Greek debt better shielded from vultures than Argentina's
* Most Greek bonds have clauses making restructuring easier
* Investor would need to spend large sums to hold out
* Risks remain as lawyers point to ways around CACs
By John Geddie and Marius Zaharia
LONDON, July 3 (Reuters) - Greece might be spared the decade-long legal battles Argentina faced if it ends up restructuring its debt, although lawyers say vulture funds might still hold Athens to ransom.
The structure of Athens' debt and the use of contract clauses that make it easier for countries to impose losses on bondholders should protect the country from litigious "hold-out" investors, although experts warn they are not fool-proof.
Greece, the first developed country to default on an International Monetary Fund loan, has seen the value of its bonds collapse on fears it is headed for a repeat of 2012, when it wrote down its debt. Greeks will vote on Sunday in a referendum that could ultimately see it leave the euro zone.
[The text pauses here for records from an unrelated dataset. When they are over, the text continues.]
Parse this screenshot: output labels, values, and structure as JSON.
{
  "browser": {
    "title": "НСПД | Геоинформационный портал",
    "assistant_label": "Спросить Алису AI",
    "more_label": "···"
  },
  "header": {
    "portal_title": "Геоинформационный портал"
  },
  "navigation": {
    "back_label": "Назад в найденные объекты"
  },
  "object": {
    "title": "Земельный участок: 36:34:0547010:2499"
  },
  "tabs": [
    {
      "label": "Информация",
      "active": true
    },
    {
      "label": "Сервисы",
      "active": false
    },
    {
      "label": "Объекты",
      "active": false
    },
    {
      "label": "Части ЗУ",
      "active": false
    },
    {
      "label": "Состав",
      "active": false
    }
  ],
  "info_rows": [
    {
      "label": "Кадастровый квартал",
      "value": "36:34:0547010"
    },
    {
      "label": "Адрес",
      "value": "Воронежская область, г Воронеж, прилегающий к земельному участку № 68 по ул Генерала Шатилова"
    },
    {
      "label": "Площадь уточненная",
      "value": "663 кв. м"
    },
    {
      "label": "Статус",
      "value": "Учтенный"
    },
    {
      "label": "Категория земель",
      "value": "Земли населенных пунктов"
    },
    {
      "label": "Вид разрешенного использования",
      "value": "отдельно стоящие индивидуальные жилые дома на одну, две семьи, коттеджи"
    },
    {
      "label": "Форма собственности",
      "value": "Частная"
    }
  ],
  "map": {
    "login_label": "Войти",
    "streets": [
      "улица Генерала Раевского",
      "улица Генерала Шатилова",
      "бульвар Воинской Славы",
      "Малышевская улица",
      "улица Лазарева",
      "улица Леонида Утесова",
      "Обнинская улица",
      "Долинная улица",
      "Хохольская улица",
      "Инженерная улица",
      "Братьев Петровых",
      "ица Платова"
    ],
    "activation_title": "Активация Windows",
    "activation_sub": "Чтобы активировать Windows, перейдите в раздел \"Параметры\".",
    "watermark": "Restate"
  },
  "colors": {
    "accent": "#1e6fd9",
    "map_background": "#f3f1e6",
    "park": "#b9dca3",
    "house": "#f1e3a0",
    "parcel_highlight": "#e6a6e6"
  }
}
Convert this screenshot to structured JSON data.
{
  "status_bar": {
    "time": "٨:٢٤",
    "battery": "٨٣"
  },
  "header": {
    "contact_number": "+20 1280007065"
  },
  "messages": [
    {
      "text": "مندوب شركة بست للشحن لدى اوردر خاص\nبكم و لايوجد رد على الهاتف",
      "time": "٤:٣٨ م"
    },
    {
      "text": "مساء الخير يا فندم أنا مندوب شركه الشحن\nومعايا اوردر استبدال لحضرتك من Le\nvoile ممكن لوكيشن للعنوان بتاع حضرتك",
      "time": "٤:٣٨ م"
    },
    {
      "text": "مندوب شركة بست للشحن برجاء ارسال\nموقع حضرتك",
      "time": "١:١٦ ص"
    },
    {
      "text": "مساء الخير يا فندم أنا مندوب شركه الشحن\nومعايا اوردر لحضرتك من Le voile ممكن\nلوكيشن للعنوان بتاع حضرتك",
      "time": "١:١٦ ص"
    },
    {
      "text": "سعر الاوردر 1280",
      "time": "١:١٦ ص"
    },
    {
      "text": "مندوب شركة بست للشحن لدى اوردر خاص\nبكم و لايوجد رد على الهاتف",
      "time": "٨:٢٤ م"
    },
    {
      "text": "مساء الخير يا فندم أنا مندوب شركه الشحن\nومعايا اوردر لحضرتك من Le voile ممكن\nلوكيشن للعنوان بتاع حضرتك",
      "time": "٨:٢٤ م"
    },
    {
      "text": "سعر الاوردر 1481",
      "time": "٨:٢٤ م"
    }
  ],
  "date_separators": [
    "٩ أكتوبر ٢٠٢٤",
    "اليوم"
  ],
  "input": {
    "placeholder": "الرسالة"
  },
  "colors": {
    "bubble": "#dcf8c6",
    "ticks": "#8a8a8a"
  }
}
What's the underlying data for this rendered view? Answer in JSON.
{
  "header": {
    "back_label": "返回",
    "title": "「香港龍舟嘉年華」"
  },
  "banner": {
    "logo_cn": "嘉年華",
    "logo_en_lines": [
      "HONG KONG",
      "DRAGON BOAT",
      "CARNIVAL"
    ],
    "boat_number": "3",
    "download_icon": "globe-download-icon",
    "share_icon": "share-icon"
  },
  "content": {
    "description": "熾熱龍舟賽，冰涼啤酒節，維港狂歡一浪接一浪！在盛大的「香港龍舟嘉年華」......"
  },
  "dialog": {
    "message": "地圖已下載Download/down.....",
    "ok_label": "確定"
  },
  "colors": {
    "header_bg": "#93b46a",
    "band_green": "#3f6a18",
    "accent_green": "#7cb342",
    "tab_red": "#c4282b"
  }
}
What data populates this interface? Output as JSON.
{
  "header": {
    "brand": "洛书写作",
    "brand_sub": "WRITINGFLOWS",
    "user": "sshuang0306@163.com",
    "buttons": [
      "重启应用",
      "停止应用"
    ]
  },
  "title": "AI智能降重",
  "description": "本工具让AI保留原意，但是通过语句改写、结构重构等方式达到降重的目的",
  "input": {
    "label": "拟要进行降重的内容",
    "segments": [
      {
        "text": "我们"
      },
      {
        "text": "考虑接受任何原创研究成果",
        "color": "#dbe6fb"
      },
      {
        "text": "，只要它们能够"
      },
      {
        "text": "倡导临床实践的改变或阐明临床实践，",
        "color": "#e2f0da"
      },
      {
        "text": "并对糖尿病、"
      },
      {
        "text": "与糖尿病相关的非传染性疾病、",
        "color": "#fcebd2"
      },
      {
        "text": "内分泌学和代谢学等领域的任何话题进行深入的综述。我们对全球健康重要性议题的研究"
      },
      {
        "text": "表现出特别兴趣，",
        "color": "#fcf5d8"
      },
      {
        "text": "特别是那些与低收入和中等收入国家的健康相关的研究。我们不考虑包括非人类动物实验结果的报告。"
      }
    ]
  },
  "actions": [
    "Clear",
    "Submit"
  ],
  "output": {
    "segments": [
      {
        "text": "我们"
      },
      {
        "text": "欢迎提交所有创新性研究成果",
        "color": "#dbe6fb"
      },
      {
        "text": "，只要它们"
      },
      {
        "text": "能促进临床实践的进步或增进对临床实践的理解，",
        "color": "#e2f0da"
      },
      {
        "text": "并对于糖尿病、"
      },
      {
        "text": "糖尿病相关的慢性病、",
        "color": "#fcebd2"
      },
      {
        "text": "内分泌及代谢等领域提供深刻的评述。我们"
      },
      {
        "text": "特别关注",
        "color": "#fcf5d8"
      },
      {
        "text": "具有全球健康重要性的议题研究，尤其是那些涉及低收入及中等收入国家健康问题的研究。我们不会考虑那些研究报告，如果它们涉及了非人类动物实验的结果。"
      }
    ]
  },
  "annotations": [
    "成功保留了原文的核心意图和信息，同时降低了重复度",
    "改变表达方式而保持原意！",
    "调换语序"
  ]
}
But brokers say there are no signs yet of distressed debt investors that prey on bankrupt countries - and have hauled the likes of Argentina through the courts - hovering over Greece.
"There is a small risk that there could be holdout law suits, but nothing like Argentina," said Starla Griffin of Slaney Advisors, a lawyer and member of the Expert Group on Sovereign Debt Restructuring sponsored by the United Nations. Continuación...